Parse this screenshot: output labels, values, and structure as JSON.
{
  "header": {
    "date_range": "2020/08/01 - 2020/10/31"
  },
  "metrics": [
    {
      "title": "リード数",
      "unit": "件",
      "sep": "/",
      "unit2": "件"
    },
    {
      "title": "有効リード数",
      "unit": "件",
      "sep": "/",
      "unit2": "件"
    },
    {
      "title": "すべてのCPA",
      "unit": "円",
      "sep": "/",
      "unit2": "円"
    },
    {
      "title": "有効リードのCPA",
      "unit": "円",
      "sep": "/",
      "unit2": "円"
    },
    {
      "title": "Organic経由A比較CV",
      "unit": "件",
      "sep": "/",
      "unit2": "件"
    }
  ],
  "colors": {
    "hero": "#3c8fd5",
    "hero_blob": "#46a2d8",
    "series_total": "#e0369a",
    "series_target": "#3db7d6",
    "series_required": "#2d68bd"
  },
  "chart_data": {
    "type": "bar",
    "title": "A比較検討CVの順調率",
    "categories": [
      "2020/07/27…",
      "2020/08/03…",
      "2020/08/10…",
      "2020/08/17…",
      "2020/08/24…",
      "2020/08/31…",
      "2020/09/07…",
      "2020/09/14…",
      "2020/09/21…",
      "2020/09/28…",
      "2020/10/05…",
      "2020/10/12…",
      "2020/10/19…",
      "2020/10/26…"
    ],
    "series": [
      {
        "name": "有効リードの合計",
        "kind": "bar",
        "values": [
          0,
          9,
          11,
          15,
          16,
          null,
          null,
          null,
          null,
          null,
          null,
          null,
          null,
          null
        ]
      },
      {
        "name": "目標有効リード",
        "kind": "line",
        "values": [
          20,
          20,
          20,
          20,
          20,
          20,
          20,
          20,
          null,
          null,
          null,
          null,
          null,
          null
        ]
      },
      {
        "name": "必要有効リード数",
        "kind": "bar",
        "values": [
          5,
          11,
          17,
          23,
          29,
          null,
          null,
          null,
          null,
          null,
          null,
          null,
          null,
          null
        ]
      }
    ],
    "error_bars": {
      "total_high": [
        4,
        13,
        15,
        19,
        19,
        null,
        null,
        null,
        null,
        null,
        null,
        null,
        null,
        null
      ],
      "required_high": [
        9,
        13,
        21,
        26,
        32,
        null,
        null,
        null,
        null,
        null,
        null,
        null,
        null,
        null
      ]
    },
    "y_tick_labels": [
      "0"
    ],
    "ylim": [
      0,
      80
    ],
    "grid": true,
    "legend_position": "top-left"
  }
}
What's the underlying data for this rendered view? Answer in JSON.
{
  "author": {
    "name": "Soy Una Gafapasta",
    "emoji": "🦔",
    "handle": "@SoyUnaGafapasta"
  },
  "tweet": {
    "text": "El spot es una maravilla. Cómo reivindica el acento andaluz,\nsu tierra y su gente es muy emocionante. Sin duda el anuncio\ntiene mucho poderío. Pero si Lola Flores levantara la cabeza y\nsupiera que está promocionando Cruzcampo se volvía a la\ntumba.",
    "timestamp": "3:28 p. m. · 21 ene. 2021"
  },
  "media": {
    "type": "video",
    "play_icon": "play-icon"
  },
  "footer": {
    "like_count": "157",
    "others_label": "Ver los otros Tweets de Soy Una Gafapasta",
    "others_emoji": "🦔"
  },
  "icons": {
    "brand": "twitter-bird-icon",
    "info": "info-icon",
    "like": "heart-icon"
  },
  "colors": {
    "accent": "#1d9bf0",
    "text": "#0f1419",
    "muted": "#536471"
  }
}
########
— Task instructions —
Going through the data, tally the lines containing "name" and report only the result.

— Result of the exercise —
4